> [WHAT YOU HAVE TO DO]:
Nothing should differ between your answer and the records below.

┌─ RECORDS PROVIDED

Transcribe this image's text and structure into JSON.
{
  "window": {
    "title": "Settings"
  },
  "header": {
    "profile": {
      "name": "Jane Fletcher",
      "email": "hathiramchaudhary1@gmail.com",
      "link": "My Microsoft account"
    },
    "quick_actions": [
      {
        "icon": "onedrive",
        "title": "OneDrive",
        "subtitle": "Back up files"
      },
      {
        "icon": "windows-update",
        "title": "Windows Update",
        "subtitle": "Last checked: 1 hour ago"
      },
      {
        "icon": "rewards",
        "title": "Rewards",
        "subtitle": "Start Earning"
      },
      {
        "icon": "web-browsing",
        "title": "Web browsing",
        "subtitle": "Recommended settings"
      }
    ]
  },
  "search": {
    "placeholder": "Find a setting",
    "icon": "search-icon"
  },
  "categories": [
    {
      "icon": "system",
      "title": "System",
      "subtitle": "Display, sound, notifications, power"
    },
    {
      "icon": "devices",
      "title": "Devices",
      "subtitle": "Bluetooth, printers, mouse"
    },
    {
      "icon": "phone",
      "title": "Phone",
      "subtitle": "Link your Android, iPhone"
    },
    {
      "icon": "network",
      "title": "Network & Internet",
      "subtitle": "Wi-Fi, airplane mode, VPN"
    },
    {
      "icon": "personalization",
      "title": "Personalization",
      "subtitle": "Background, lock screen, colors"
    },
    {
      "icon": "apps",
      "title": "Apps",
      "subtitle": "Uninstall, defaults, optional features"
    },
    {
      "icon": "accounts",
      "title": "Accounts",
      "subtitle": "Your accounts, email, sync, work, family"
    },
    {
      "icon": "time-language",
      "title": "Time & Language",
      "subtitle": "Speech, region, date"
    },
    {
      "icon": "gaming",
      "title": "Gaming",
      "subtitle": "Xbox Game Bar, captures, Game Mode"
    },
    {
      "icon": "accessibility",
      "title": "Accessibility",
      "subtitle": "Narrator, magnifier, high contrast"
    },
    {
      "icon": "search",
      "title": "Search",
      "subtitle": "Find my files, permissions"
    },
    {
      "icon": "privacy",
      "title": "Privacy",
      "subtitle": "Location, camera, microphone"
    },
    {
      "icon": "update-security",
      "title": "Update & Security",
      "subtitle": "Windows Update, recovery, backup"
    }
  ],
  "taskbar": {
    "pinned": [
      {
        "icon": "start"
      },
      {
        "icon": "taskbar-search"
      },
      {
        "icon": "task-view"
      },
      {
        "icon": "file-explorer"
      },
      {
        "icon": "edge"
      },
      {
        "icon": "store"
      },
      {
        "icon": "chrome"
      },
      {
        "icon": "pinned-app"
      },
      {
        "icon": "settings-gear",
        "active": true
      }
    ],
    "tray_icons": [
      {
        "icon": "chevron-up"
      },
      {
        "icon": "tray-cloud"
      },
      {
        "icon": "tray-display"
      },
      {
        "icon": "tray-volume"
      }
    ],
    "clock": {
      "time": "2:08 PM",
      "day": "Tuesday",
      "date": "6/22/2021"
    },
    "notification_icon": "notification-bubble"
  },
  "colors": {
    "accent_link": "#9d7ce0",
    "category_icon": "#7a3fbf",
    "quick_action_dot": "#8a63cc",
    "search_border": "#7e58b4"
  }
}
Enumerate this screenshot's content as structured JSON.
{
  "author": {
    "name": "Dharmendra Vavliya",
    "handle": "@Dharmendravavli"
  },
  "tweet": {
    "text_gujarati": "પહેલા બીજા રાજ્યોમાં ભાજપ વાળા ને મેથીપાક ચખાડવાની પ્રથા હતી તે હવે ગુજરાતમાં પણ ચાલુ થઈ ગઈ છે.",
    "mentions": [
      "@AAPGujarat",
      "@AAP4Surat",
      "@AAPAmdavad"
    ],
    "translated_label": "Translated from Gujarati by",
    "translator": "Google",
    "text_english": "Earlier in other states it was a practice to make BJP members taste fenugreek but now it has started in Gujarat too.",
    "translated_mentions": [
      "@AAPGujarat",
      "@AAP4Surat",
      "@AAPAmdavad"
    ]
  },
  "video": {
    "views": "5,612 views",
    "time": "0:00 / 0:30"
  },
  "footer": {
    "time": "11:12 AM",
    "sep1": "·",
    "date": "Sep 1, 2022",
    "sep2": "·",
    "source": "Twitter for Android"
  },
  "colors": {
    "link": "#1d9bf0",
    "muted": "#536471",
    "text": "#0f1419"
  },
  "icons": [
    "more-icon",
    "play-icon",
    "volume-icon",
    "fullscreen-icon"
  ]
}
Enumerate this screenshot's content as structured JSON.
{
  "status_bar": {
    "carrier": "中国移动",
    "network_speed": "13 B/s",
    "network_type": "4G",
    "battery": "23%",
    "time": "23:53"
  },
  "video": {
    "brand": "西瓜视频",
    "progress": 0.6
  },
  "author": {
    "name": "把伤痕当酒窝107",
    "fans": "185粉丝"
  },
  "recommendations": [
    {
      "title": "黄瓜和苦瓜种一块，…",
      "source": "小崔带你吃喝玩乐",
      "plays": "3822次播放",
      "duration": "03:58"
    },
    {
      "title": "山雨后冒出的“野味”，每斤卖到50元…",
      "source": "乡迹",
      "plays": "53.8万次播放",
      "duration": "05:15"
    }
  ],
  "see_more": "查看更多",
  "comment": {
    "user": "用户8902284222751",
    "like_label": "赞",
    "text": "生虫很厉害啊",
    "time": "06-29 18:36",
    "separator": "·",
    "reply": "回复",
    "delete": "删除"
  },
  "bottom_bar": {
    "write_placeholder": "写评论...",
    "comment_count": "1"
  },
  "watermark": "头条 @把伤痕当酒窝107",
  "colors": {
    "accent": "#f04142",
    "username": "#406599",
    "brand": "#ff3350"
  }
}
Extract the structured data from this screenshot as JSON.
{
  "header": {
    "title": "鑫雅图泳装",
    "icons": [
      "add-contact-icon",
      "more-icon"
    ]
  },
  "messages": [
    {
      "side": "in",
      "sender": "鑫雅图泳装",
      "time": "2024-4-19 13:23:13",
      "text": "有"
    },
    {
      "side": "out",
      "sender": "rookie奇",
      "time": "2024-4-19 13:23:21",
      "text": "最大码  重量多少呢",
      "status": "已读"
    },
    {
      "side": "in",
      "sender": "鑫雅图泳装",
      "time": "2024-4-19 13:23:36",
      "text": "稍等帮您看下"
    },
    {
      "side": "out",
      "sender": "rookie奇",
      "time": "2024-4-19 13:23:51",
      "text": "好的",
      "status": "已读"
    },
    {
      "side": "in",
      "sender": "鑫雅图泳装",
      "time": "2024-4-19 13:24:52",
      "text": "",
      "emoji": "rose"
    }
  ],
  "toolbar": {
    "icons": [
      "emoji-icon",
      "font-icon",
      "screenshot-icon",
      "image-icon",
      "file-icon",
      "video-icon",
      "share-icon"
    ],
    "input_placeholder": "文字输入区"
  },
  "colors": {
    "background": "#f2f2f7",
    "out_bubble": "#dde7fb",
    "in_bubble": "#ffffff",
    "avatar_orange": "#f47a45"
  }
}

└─

> [OUTPUT OF THE TASK]:
Transcribe this image's text and structure into JSON.
{
  "window": {
    "title": "Settings"
  },
  "header": {
    "profile": {
      "name": "Jane Fletcher",
      "email": "hathiramchaudhary1@gmail.com",
      "link": "My Microsoft account"
    },
    "quick_actions": [
      {
        "icon": "onedrive",
        "title": "OneDrive",
        "subtitle": "Back up files"
      },
      {
        "icon": "windows-update",
        "title": "Windows Update",
        "subtitle": "Last checked: 1 hour ago"
      },
      {
        "icon": "rewards",
        "title": "Rewards",
        "subtitle": "Start Earning"
      },
      {
        "icon": "web-browsing",
        "title": "Web browsing",
        "subtitle": "Recommended settings"
      }
    ]
  },
  "search": {
    "placeholder": "Find a setting",
    "icon": "search-icon"
  },
  "categories": [
    {
      "icon": "system",
      "title": "System",
      "subtitle": "Display, sound, notifications, power"
    },
    {
      "icon": "devices",
      "title": "Devices",
      "subtitle": "Bluetooth, printers, mouse"
    },
    {
      "icon": "phone",
      "title": "Phone",
      "subtitle": "Link your Android, iPhone"
    },
    {
      "icon": "network",
      "title": "Network & Internet",
      "subtitle": "Wi-Fi, airplane mode, VPN"
    },
    {
      "icon": "personalization",
      "title": "Personalization",
      "subtitle": "Background, lock screen, colors"
    },
    {
      "icon": "apps",
      "title": "Apps",
      "subtitle": "Uninstall, defaults, optional features"
    },
    {
      "icon": "accounts",
      "title": "Accounts",
      "subtitle": "Your accounts, email, sync, work, family"
    },
    {
      "icon": "time-language",
      "title": "Time & Language",
      "subtitle": "Speech, region, date"
    },
    {
      "icon": "gaming",
      "title": "Gaming",
      "subtitle": "Xbox Game Bar, captures, Game Mode"
    },
    {
      "icon": "accessibility",
      "title": "Accessibility",
      "subtitle": "Narrator, magnifier, high contrast"
    },
    {
      "icon": "search",
      "title": "Search",
      "subtitle": "Find my files, permissions"
    },
    {
      "icon": "privacy",
      "title": "Privacy",
      "subtitle": "Location, camera, microphone"
    },
    {
      "icon": "update-security",
      "title": "Update & Security",
      "subtitle": "Windows Update, recovery, backup"
    }
  ],
  "taskbar": {
    "pinned": [
      {
        "icon": "start"
      },
      {
        "icon": "taskbar-search"
      },
      {
        "icon": "task-view"
      },
      {
        "icon": "file-explorer"
      },
      {
        "icon": "edge"
      },
      {
        "icon": "store"
      },
      {
        "icon": "chrome"
      },
      {
        "icon": "pinned-app"
      },
      {
        "icon": "settings-gear",
        "active": true
      }
    ],
    "tray_icons": [
      {
        "icon": "chevron-up"
      },
      {
        "icon": "tray-cloud"
      },
      {
        "icon": "tray-display"
      },
      {
        "icon": "tray-volume"
      }
    ],
    "clock": {
      "time": "2:08 PM",
      "day": "Tuesday",
      "date": "6/22/2021"
    },
    "notification_icon": "notification-bubble"
  },
  "colors": {
    "accent_link": "#9d7ce0",
    "category_icon": "#7a3fbf",
    "quick_action_dot": "#8a63cc",
    "search_border": "#7e58b4"
  }
}
Enumerate this screenshot's content as structured JSON.
{
  "author": {
    "name": "Dharmendra Vavliya",
    "handle": "@Dharmendravavli"
  },
  "tweet": {
    "text_gujarati": "પહેલા બીજા રાજ્યોમાં ભાજપ વાળા ને મેથીપાક ચખાડવાની પ્રથા હતી તે હવે ગુજરાતમાં પણ ચાલુ થઈ ગઈ છે.",
    "mentions": [
      "@AAPGujarat",
      "@AAP4Surat",
      "@AAPAmdavad"
    ],
    "translated_label": "Translated from Gujarati by",
    "translator": "Google",
    "text_english": "Earlier in other states it was a practice to make BJP members taste fenugreek but now it has started in Gujarat too.",
    "translated_mentions": [
      "@AAPGujarat",
      "@AAP4Surat",
      "@AAPAmdavad"
    ]
  },
  "video": {
    "views": "5,612 views",
    "time": "0:00 / 0:30"
  },
  "footer": {
    "time": "11:12 AM",
    "sep1": "·",
    "date": "Sep 1, 2022",
    "sep2": "·",
    "source": "Twitter for Android"
  },
  "colors": {
    "link": "#1d9bf0",
    "muted": "#536471",
    "text": "#0f1419"
  },
  "icons": [
    "more-icon",
    "play-icon",
    "volume-icon",
    "fullscreen-icon"
  ]
}
Enumerate this screenshot's content as structured JSON.
{
  "status_bar": {
    "carrier": "中国移动",
    "network_speed": "13 B/s",
    "network_type": "4G",
    "battery": "23%",
    "time": "23:53"
  },
  "video": {
    "brand": "西瓜视频",
    "progress": 0.6
  },
  "author": {
    "name": "把伤痕当酒窝107",
    "fans": "185粉丝"
  },
  "recommendations": [
    {
      "title": "黄瓜和苦瓜种一块，…",
      "source": "小崔带你吃喝玩乐",
      "plays": "3822次播放",
      "duration": "03:58"
    },
    {
      "title": "山雨后冒出的“野味”，每斤卖到50元…",
      "source": "乡迹",
      "plays": "53.8万次播放",
      "duration": "05:15"
    }
  ],
  "see_more": "查看更多",
  "comment": {
    "user": "用户8902284222751",
    "like_label": "赞",
    "text": "生虫很厉害啊",
    "time": "06-29 18:36",
    "separator": "·",
    "reply": "回复",
    "delete": "删除"
  },
  "bottom_bar": {
    "write_placeholder": "写评论...",
    "comment_count": "1"
  },
  "watermark": "头条 @把伤痕当酒窝107",
  "colors": {
    "accent": "#f04142",
    "username": "#406599",
    "brand": "#ff3350"
  }
}
Extract the structured data from this screenshot as JSON.
{
  "header": {
    "title": "鑫雅图泳装",
    "icons": [
      "add-contact-icon",
      "more-icon"
    ]
  },
  "messages": [
    {
      "side": "in",
      "sender": "鑫雅图泳装",
      "time": "2024-4-19 13:23:13",
      "text": "有"
    },
    {
      "side": "out",
      "sender": "rookie奇",
      "time": "2024-4-19 13:23:21",
      "text": "最大码  重量多少呢",
      "status": "已读"
    },
    {
      "side": "in",
      "sender": "鑫雅图泳装",
      "time": "2024-4-19 13:23:36",
      "text": "稍等帮您看下"
    },
    {
      "side": "out",
      "sender": "rookie奇",
      "time": "2024-4-19 13:23:51",
      "text": "好的",
      "status": "已读"
    },
    {
      "side": "in",
      "sender": "鑫雅图泳装",
      "time": "2024-4-19 13:24:52",
      "text": "",
      "emoji": "rose"
    }
  ],
  "toolbar": {
    "icons": [
      "emoji-icon",
      "font-icon",
      "screenshot-icon",
      "image-icon",
      "file-icon",
      "video-icon",
      "share-icon"
    ],
    "input_placeholder": "文字输入区"
  },
  "colors": {
    "background": "#f2f2f7",
    "out_bubble": "#dde7fb",
    "in_bubble": "#ffffff",
    "avatar_orange": "#f47a45"
  }
}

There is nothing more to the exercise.